Exercise aim: Among the entries below, find the lines holding "screenshot" and copy them.

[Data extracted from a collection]
====

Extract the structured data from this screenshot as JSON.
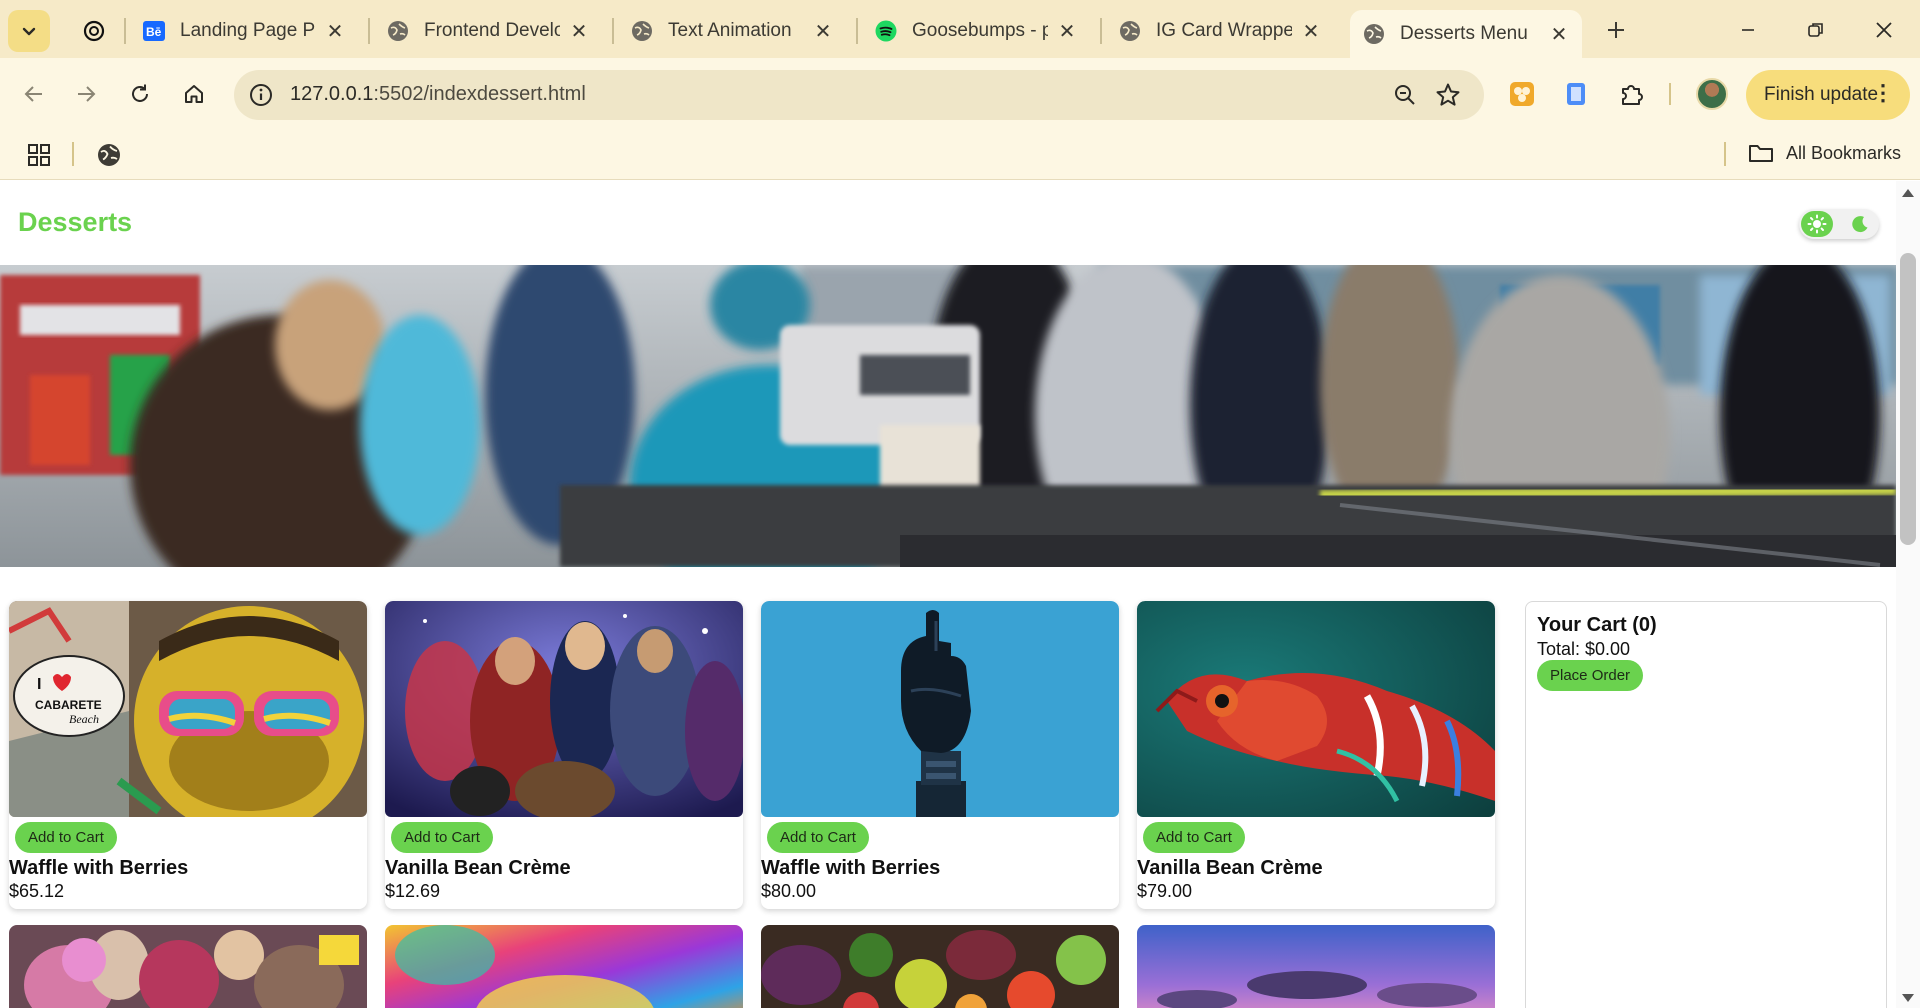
{
  "browser": {
    "tabs": [
      {
        "title": "Landing Page Por",
        "icon": "behance-icon"
      },
      {
        "title": "Frontend Develop",
        "icon": "globe-icon"
      },
      {
        "title": "Text Animation",
        "icon": "globe-icon"
      },
      {
        "title": "Goosebumps - pl",
        "icon": "spotify-icon"
      },
      {
        "title": "IG Card Wrapper",
        "icon": "globe-icon"
      },
      {
        "title": "Desserts Menu",
        "icon": "globe-icon",
        "active": true
      }
    ],
    "url_host": "127.0.0.1",
    "url_rest": ":5502/indexdessert.html",
    "update_label": "Finish update",
    "bookmarks_label": "All Bookmarks",
    "colors": {
      "accent": "#6ad24e",
      "chrome": "#f6eac8",
      "toolbar": "#fdf7e3"
    }
  },
  "page": {
    "title": "Desserts",
    "theme_toggle": {
      "state": "light"
    },
    "products": [
      {
        "name": "Waffle with Berries",
        "price": "$65.12",
        "button": "Add to Cart",
        "image": "graffiti-monkey-sunglasses"
      },
      {
        "name": "Vanilla Bean Crème",
        "price": "$12.69",
        "button": "Add to Cart",
        "image": "superhero-group"
      },
      {
        "name": "Waffle with Berries",
        "price": "$80.00",
        "button": "Add to Cart",
        "image": "robot-hand-blue"
      },
      {
        "name": "Vanilla Bean Crème",
        "price": "$79.00",
        "button": "Add to Cart",
        "image": "chameleon"
      }
    ],
    "cart": {
      "title": "Your Cart (0)",
      "total": "Total: $0.00",
      "order_button": "Place Order"
    }
  }
}
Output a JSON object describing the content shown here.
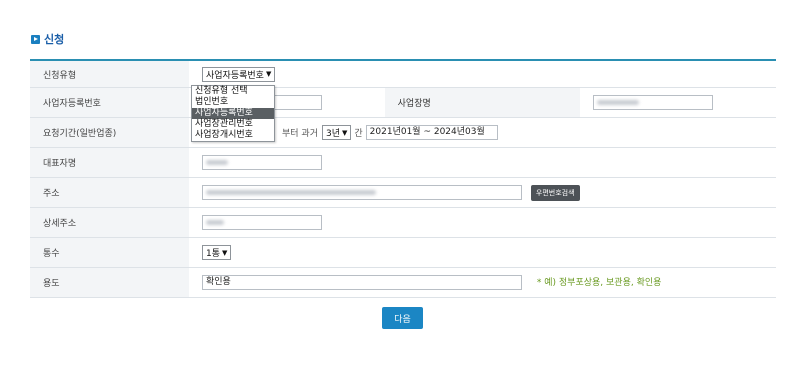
{
  "section": {
    "title": "신청"
  },
  "form": {
    "type_label": "신청유형",
    "type_value": "사업자등록번호",
    "brn_label": "사업자등록번호",
    "bizname_label": "사업장명",
    "period_label": "요청기간(일반업종)",
    "period_prefix": "부터 과거",
    "period_years": "3년",
    "period_mid": "간",
    "period_range": "2021년01월 ~ 2024년03월",
    "rep_label": "대표자명",
    "addr_label": "주소",
    "zip_button": "우편번호검색",
    "addr_detail_label": "상세주소",
    "copies_label": "통수",
    "copies_value": "1통",
    "purpose_label": "용도",
    "purpose_value": "확인용",
    "purpose_hint": "* 예) 정부포상용, 보관용, 확인용"
  },
  "dropdown": {
    "options": [
      "신청유형 선택",
      "법인번호",
      "사업자등록번호",
      "사업장관리번호",
      "사업장개시번호"
    ],
    "selected_index": 2
  },
  "next_button": "다음"
}
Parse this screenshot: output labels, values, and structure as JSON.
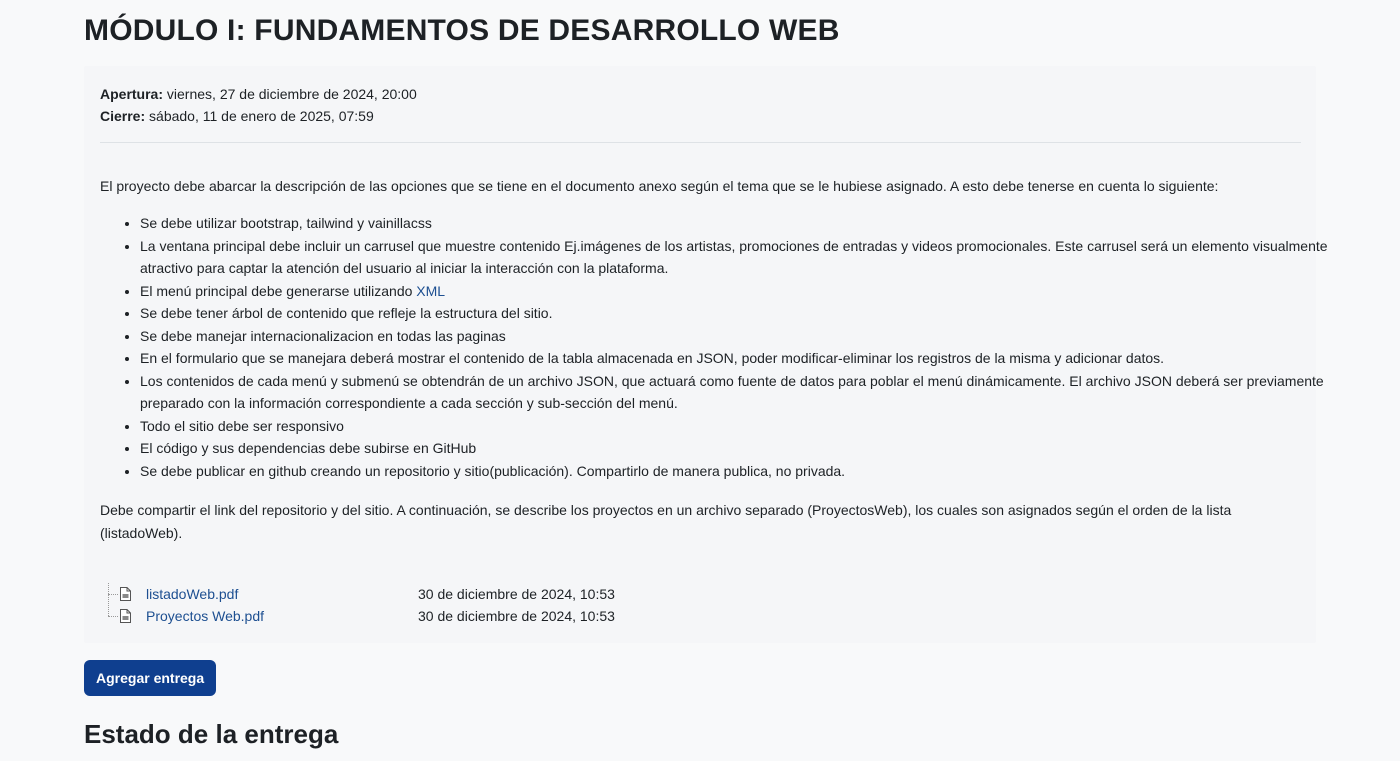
{
  "page_title": "MÓDULO I: FUNDAMENTOS DE DESARROLLO WEB",
  "dates": {
    "open_label": "Apertura:",
    "open_value": " viernes, 27 de diciembre de 2024, 20:00",
    "close_label": "Cierre:",
    "close_value": " sábado, 11 de enero de 2025, 07:59"
  },
  "description": {
    "intro": "El proyecto debe abarcar la descripción de las opciones que se tiene en el documento anexo según el tema que se le hubiese asignado. A esto debe tenerse en cuenta lo siguiente:",
    "items": [
      "Se debe utilizar bootstrap, tailwind y vainillacss",
      "La ventana principal debe incluir un carrusel que muestre contenido Ej.imágenes de los artistas, promociones de entradas y videos promocionales. Este carrusel será un elemento visualmente atractivo para captar la atención del usuario al iniciar la interacción con la plataforma.",
      "El menú principal debe generarse utilizando ",
      "Se debe tener árbol de contenido que refleje la estructura del sitio.",
      "Se debe manejar internacionalizacion en todas las paginas",
      "En el formulario que se manejara deberá mostrar el contenido de la tabla almacenada en JSON, poder modificar-eliminar los registros de la misma y adicionar datos.",
      "Los contenidos de cada menú y submenú se obtendrán de un archivo JSON, que actuará como fuente de datos para poblar el menú dinámicamente. El archivo JSON deberá ser previamente preparado con la información correspondiente a cada sección y sub-sección del menú.",
      "Todo el sitio debe ser responsivo",
      "El código y sus dependencias debe subirse en GitHub",
      "Se debe publicar en github creando un repositorio y sitio(publicación). Compartirlo de manera publica, no privada."
    ],
    "xml_link": "XML",
    "closing": "Debe compartir el link del repositorio y del sitio. A continuación, se describe los proyectos en un archivo separado (ProyectosWeb), los cuales son asignados según el orden de la lista (listadoWeb)."
  },
  "files": [
    {
      "name": "listadoWeb.pdf",
      "date": "30 de diciembre de 2024, 10:53",
      "icon": "pdf-file-icon"
    },
    {
      "name": "Proyectos Web.pdf",
      "date": "30 de diciembre de 2024, 10:53",
      "icon": "pdf-file-icon"
    }
  ],
  "submit_button": "Agregar entrega",
  "status_section_title": "Estado de la entrega",
  "colors": {
    "background": "#f8f9fa",
    "link": "#1d4f91",
    "primary_button": "#0f3f8f"
  }
}
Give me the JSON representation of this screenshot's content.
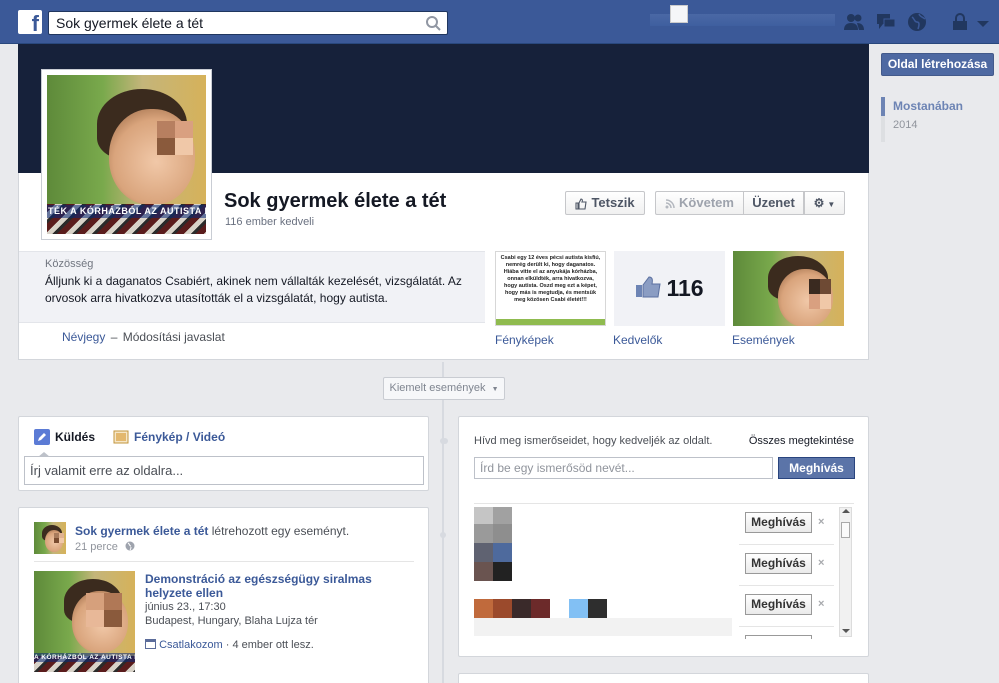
{
  "topbar": {
    "logo": "f",
    "search_value": "Sok gyermek élete a tét",
    "icons": [
      "friend-requests-icon",
      "messages-icon",
      "notifications-globe-icon",
      "privacy-lock-icon",
      "settings-caret-icon"
    ]
  },
  "page": {
    "name": "Sok gyermek élete a tét",
    "likes_line": "116 ember kedveli",
    "profile_caption": "TÉK A KÓRHÁZBÓL AZ AUTISTA KISF",
    "buttons": {
      "like": "Tetszik",
      "follow": "Követem",
      "message": "Üzenet"
    },
    "about": {
      "category": "Közösség",
      "description": "Álljunk ki a daganatos Csabiért, akinek nem vállalták kezelését, vizsgálatát. Az orvosok arra hivatkozva utasították el a vizsgálatát, hogy autista."
    },
    "links": {
      "about": "Névjegy",
      "sep": "–",
      "suggest": "Módosítási javaslat"
    },
    "tiles": {
      "photos_label": "Fényképek",
      "photo_post_text": "Csabi egy 12 éves pécsi autista kisfiú, nemrég derült ki, hogy daganatos. Hiába vitte el az anyukája kórházba, onnan elküldték, arra hivatkozva, hogy autista. Oszd meg ezt a képet, hogy más is megtudja, és mentsük meg közösen Csabi életét!!!",
      "likes_count": "116",
      "likes_label": "Kedvelők",
      "events_label": "Események"
    }
  },
  "sidebar": {
    "create_page": "Oldal létrehozása",
    "timeline": [
      {
        "label": "Mostanában",
        "active": true
      },
      {
        "label": "2014",
        "active": false
      }
    ]
  },
  "timeline": {
    "highlights_label": "Kiemelt események"
  },
  "composer": {
    "tab_post": "Küldés",
    "tab_photo": "Fénykép / Videó",
    "placeholder": "Írj valamit erre az oldalra..."
  },
  "story": {
    "author": "Sok gyermek élete a tét",
    "action": "létrehozott egy eseményt.",
    "time": "21 perce",
    "event_title": "Demonstráció az egészségügy siralmas helyzete ellen",
    "event_date": "június 23., 17:30",
    "event_place": "Budapest, Hungary, Blaha Lujza tér",
    "join": "Csatlakozom",
    "dot": "·",
    "going": "4 ember ott lesz.",
    "thumb_caption": "A KÓRHÁZBÓL AZ AUTISTA KISF"
  },
  "invite": {
    "prompt": "Hívd meg ismerőseidet, hogy kedveljék az oldalt.",
    "see_all": "Összes megtekintése",
    "placeholder": "Írd be egy ismerősöd nevét...",
    "invite_button": "Meghívás",
    "row_button": "Meghívás",
    "remove": "×"
  }
}
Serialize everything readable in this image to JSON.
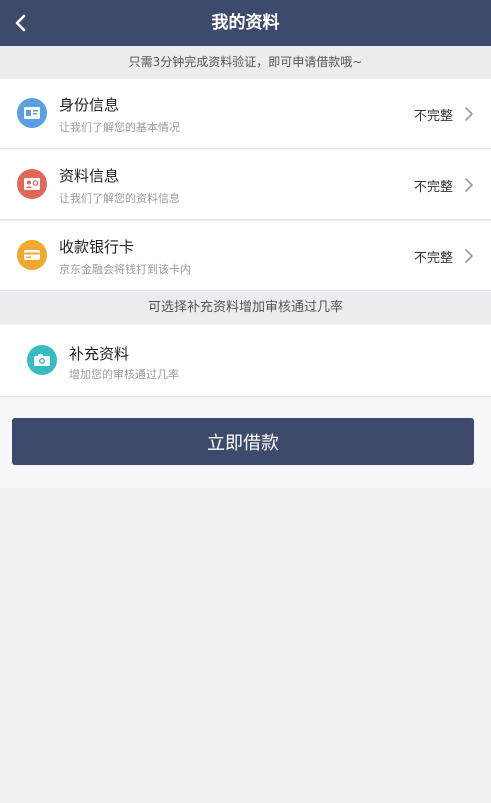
{
  "header": {
    "title": "我的资料"
  },
  "notice": "只需3分钟完成资料验证，即可申请借款哦~",
  "items": [
    {
      "name": "身份信息",
      "desc": "让我们了解您的基本情况",
      "status": "不完整",
      "icon": "id-card-icon",
      "color": "#5aa0e0"
    },
    {
      "name": "资料信息",
      "desc": "让我们了解您的资料信息",
      "status": "不完整",
      "icon": "profile-card-icon",
      "color": "#e0665a"
    },
    {
      "name": "收款银行卡",
      "desc": "京东金融会将钱打到该卡内",
      "status": "不完整",
      "icon": "bank-card-icon",
      "color": "#f0a830"
    }
  ],
  "section_label": "可选择补充资料增加审核通过几率",
  "supplement": {
    "name": "补充资料",
    "desc": "增加您的审核通过几率",
    "icon": "camera-icon",
    "color": "#35bcc4"
  },
  "submit_label": "立即借款",
  "colors": {
    "header": "#3d4a6b",
    "button": "#3d4a6b",
    "background": "#efeff4"
  }
}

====

Solution below:
Extract the structured data from this screenshot as JSON.
Parse this screenshot: output labels, values, and structure as JSON.
Give me the JSON representation of this screenshot's content.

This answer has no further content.